Dislocation and rootlessness are modern phenomena which stem from the emergence of the nation state and has opened up an entire arm in academics that focuses ‘on those moments or processes that are produced in the articulation of cultural differences.’ As Homi Bhabha puts it, ‘The move away from the singularities of “class” or “gender” as primary conceptual and organizational categories, has resulted in an awareness of the subject positions—of race, gender, generation, institutional location, geopolitical locale, sexual orientation—that inhabit any claim to identity in the modern world.’ It is in this context that one could read The Inordinately Strange life of Dyce Sombre: Victorian Anglo-Indian MP and Chancery ‘Lunatic’, as many of these categories like class, gender, race, geopolitical locale, the location of culture in itself are interrogated through Dyce Sombre’s life.
Michael H. Fisher‘s nonpartisan biography of Dyce Sombre throws open naturalized certitudes in the nation state model for interrogation. By astutely capturing the inordinately strange life of Dyce Sombre, he opens the tools of the nation-state for questioning that build, sustain and challenge the normalization of culture and social norms, which suppress rather than express individuality. Dyce Sombre’s life, amidst various things is a site on which cultural and historical forces play out.

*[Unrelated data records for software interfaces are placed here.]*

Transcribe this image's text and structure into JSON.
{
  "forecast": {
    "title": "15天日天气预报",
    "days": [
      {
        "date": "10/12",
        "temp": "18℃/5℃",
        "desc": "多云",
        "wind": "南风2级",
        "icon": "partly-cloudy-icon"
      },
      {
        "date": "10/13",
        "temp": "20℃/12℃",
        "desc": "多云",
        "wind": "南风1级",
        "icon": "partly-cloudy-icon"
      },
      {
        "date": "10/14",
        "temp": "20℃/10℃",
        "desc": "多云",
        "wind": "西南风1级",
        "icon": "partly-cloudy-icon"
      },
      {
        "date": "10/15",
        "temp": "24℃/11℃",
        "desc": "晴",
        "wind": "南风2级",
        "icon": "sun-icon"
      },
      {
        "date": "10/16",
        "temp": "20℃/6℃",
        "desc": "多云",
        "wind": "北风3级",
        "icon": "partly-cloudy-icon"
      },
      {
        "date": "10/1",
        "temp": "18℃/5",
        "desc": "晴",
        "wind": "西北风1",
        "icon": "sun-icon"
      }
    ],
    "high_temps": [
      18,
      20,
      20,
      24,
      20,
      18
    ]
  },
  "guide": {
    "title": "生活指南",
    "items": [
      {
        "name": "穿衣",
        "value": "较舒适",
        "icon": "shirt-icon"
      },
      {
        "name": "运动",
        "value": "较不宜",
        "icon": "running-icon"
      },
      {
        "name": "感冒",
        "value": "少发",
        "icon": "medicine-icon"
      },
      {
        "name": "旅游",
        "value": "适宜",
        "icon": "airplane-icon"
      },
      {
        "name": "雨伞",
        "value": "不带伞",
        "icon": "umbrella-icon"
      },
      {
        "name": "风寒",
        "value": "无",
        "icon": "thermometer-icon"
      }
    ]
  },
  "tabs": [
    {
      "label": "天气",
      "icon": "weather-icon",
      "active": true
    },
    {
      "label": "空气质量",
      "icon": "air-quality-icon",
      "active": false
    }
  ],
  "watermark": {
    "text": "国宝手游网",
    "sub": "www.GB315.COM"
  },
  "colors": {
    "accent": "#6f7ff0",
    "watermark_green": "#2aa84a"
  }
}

The very thought that Dyce lived and died as a man without citizenship, shows how questionable the notions of citizenship were and continue to be so in our lives. Dyce Sombre’s case exposes law as being a purveyor of culture rather than being perceived as an agent for establishing and ensuring principles of equity. Thereby the biography questions the ability of law to arrive at ‘truth’.